WHAT IS NEEDED: The whole listing below should be printed again exactly, with no images.

- Opening Delimiter -

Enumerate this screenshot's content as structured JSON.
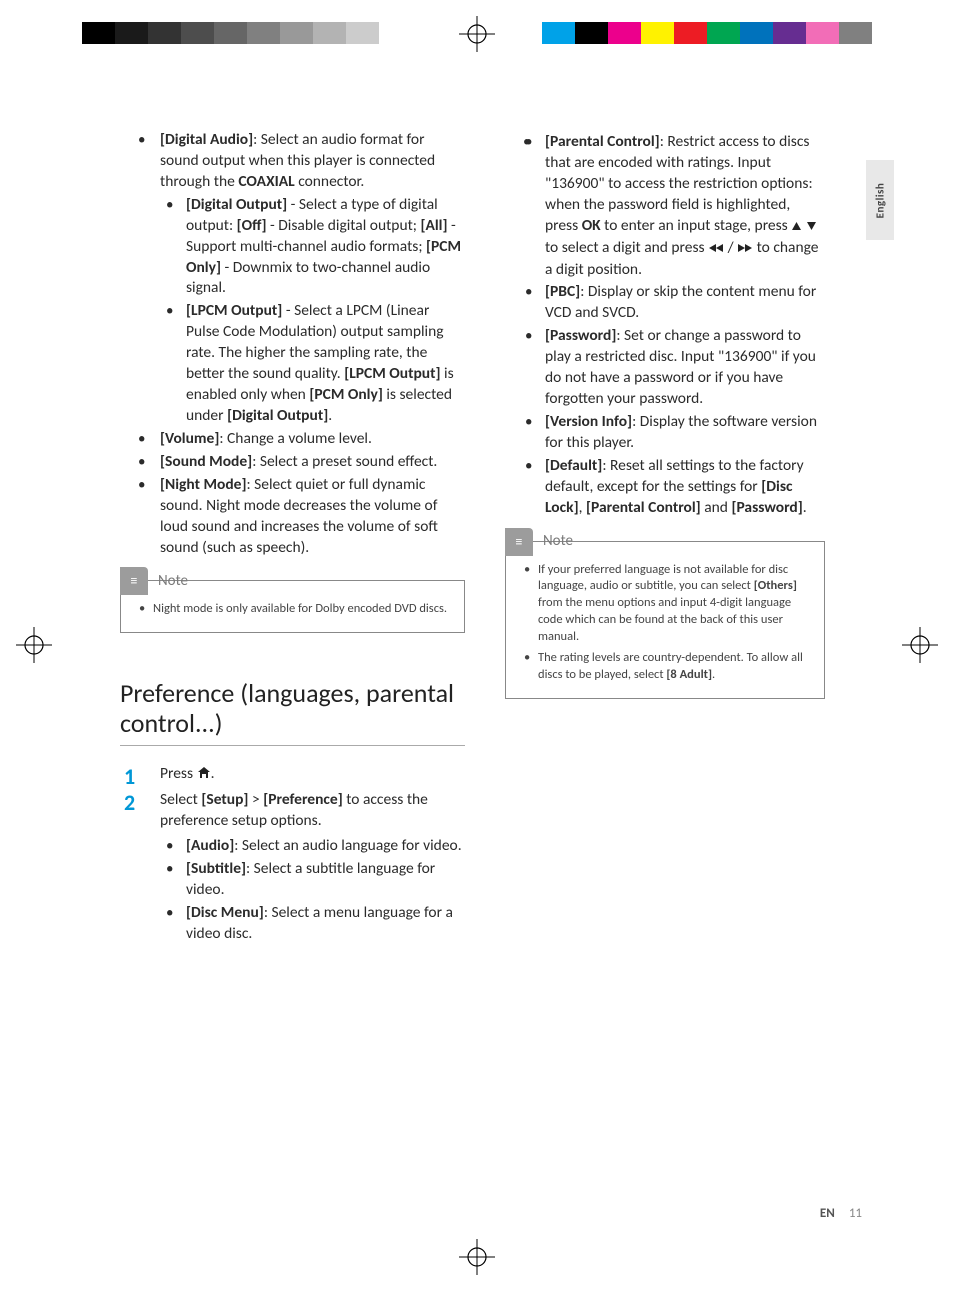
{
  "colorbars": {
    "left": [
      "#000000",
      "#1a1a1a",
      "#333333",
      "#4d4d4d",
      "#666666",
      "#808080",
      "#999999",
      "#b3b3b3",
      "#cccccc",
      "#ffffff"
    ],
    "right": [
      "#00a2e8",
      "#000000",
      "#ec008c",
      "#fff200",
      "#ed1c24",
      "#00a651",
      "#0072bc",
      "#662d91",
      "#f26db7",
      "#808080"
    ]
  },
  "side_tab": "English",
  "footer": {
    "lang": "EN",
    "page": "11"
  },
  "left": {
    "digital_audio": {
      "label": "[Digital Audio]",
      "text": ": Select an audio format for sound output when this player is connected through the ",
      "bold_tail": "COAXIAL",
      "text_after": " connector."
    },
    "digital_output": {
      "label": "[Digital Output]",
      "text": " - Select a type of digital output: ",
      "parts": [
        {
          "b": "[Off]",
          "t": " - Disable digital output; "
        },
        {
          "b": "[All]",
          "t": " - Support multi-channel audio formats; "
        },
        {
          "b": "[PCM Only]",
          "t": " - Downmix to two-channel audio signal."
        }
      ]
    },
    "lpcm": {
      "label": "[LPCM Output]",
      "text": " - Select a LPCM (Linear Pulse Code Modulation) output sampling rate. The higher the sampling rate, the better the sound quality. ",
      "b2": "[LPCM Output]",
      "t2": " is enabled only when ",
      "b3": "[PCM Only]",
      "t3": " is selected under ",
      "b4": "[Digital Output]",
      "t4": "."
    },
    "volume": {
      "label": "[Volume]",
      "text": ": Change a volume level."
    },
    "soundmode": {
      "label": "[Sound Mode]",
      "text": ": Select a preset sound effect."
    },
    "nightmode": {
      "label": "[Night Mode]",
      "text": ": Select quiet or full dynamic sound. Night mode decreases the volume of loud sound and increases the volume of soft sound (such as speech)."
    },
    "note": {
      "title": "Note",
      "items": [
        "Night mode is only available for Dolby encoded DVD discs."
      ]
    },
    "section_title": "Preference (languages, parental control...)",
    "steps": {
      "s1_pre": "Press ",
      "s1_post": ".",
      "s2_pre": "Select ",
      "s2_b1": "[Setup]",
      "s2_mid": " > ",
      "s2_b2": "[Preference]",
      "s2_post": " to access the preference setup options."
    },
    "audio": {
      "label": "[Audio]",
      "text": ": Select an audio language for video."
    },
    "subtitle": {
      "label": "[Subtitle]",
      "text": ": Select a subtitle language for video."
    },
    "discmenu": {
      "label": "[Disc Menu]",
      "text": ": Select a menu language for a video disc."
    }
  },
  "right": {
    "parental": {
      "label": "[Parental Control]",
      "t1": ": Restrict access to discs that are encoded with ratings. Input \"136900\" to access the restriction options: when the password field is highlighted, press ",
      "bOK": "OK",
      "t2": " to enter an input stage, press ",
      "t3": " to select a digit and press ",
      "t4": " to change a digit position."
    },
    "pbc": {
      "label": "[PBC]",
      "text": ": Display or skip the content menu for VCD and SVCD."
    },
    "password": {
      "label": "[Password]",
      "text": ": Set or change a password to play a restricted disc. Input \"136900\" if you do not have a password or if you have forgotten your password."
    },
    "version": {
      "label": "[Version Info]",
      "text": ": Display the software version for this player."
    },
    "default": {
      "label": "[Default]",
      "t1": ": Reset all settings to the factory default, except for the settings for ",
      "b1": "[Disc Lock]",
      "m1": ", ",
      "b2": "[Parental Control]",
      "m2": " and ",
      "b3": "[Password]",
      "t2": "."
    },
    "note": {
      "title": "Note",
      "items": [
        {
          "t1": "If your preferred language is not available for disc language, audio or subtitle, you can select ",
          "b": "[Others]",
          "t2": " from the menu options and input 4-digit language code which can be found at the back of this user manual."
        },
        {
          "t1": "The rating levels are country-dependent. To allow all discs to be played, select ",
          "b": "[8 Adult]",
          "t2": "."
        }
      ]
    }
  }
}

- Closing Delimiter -

ANSWER TO THE PROBLEM:
Enumerate this screenshot's content as structured JSON.
{
  "colorbars": {
    "left": [
      "#000000",
      "#1a1a1a",
      "#333333",
      "#4d4d4d",
      "#666666",
      "#808080",
      "#999999",
      "#b3b3b3",
      "#cccccc",
      "#ffffff"
    ],
    "right": [
      "#00a2e8",
      "#000000",
      "#ec008c",
      "#fff200",
      "#ed1c24",
      "#00a651",
      "#0072bc",
      "#662d91",
      "#f26db7",
      "#808080"
    ]
  },
  "side_tab": "English",
  "footer": {
    "lang": "EN",
    "page": "11"
  },
  "left": {
    "digital_audio": {
      "label": "[Digital Audio]",
      "text": ": Select an audio format for sound output when this player is connected through the ",
      "bold_tail": "COAXIAL",
      "text_after": " connector."
    },
    "digital_output": {
      "label": "[Digital Output]",
      "text": " - Select a type of digital output: ",
      "parts": [
        {
          "b": "[Off]",
          "t": " - Disable digital output; "
        },
        {
          "b": "[All]",
          "t": " - Support multi-channel audio formats; "
        },
        {
          "b": "[PCM Only]",
          "t": " - Downmix to two-channel audio signal."
        }
      ]
    },
    "lpcm": {
      "label": "[LPCM Output]",
      "text": " - Select a LPCM (Linear Pulse Code Modulation) output sampling rate. The higher the sampling rate, the better the sound quality. ",
      "b2": "[LPCM Output]",
      "t2": " is enabled only when ",
      "b3": "[PCM Only]",
      "t3": " is selected under ",
      "b4": "[Digital Output]",
      "t4": "."
    },
    "volume": {
      "label": "[Volume]",
      "text": ": Change a volume level."
    },
    "soundmode": {
      "label": "[Sound Mode]",
      "text": ": Select a preset sound effect."
    },
    "nightmode": {
      "label": "[Night Mode]",
      "text": ": Select quiet or full dynamic sound. Night mode decreases the volume of loud sound and increases the volume of soft sound (such as speech)."
    },
    "note": {
      "title": "Note",
      "items": [
        "Night mode is only available for Dolby encoded DVD discs."
      ]
    },
    "section_title": "Preference (languages, parental control...)",
    "steps": {
      "s1_pre": "Press ",
      "s1_post": ".",
      "s2_pre": "Select ",
      "s2_b1": "[Setup]",
      "s2_mid": " > ",
      "s2_b2": "[Preference]",
      "s2_post": " to access the preference setup options."
    },
    "audio": {
      "label": "[Audio]",
      "text": ": Select an audio language for video."
    },
    "subtitle": {
      "label": "[Subtitle]",
      "text": ": Select a subtitle language for video."
    },
    "discmenu": {
      "label": "[Disc Menu]",
      "text": ": Select a menu language for a video disc."
    }
  },
  "right": {
    "parental": {
      "label": "[Parental Control]",
      "t1": ": Restrict access to discs that are encoded with ratings. Input \"136900\" to access the restriction options: when the password field is highlighted, press ",
      "bOK": "OK",
      "t2": " to enter an input stage, press ",
      "t3": " to select a digit and press ",
      "t4": " to change a digit position."
    },
    "pbc": {
      "label": "[PBC]",
      "text": ": Display or skip the content menu for VCD and SVCD."
    },
    "password": {
      "label": "[Password]",
      "text": ": Set or change a password to play a restricted disc. Input \"136900\" if you do not have a password or if you have forgotten your password."
    },
    "version": {
      "label": "[Version Info]",
      "text": ": Display the software version for this player."
    },
    "default": {
      "label": "[Default]",
      "t1": ": Reset all settings to the factory default, except for the settings for ",
      "b1": "[Disc Lock]",
      "m1": ", ",
      "b2": "[Parental Control]",
      "m2": " and ",
      "b3": "[Password]",
      "t2": "."
    },
    "note": {
      "title": "Note",
      "items": [
        {
          "t1": "If your preferred language is not available for disc language, audio or subtitle, you can select ",
          "b": "[Others]",
          "t2": " from the menu options and input 4-digit language code which can be found at the back of this user manual."
        },
        {
          "t1": "The rating levels are country-dependent. To allow all discs to be played, select ",
          "b": "[8 Adult]",
          "t2": "."
        }
      ]
    }
  }
}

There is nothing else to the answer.